My expectations for 2 Fast 2 Furious weren’t that high. The Fast and the Furious was a fun film, but it’s focus on cars and the racing underground didn’t seem like it had the power to garner a strong follow up. Unfortunately, I was right. The result was a movie that attempted to develop the character of Brian O’Conner, but threw out any idea of a plot for fast cars and fast action.

As with The Fast and the Furious, the main focus of this film are the cars. Once again, there is an abundance of gorgeous cars. And there is a greater diversity than before, too. Not only are there compact cars, but there also are pick-ups and classic American muscle cars. It was enjoyable to see more variety.

In terms of acting, The Fast and the Furious didn’t set the bar very high. But 2 Fast 2 Furious doesn’t improve any, either. Paul Walker seems like he is trying to fit in somewhere he doesn’t belong. I just doesn’t work. Tyrese Gibson and Eva Mendes do well, even actually help Walker seem less awkward, but their performances are nowhere near their best.

I would say my least favorite aspect about this movie is the dialogue. It probably played a part in my feelings towards Walker’s character. He dropped “cuz” and “bro” way too often to feel natural. Most of the conversations between characters feel like they were written by a teenager. Only b-list monster movies have worse dialogue.

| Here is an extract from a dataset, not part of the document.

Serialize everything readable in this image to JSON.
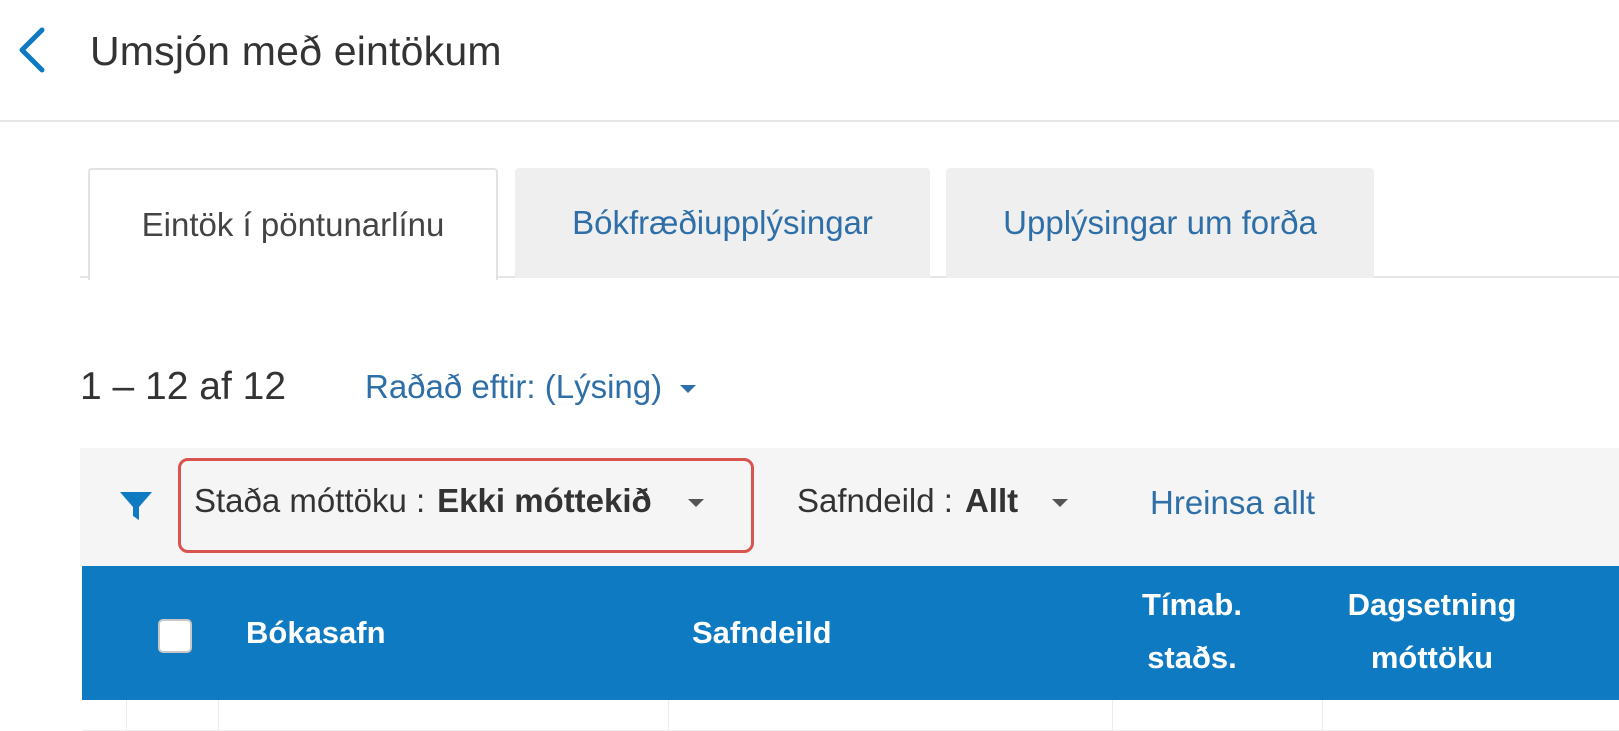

There isn’t much of a plot. Rather, there is the illusion of a plot in order to show off the nice cars. This is more of a cop drama and a character study for Brian O’Conner than anything else. However, the lack of a solid plot undermines any character development this movie is trying to accomplish. At some points, the plot doesn’t even make sense. This is a perfect example that sometimes it is better if you don’t think about it very much, nod your head and just go with it. It’s not like this film tries to be clever anyway.

2 Fast 2 Furious is a sequel that was not really needed. They took a movie that understood what it was and tried to make a follow up that ended up with an identity crisis. Some nice cars and quick action aren’t enough to make up for the mess created by some poor acting and weak dialogue.

Rating
2/5

For the rest of the Fast & Furious franchise, check out my reviews for The Fast and the Furious, The Fast and the Furious: Tokyo Drift, Fast & Furious, Fast Five, Fast & Furious 6, and Furious 7.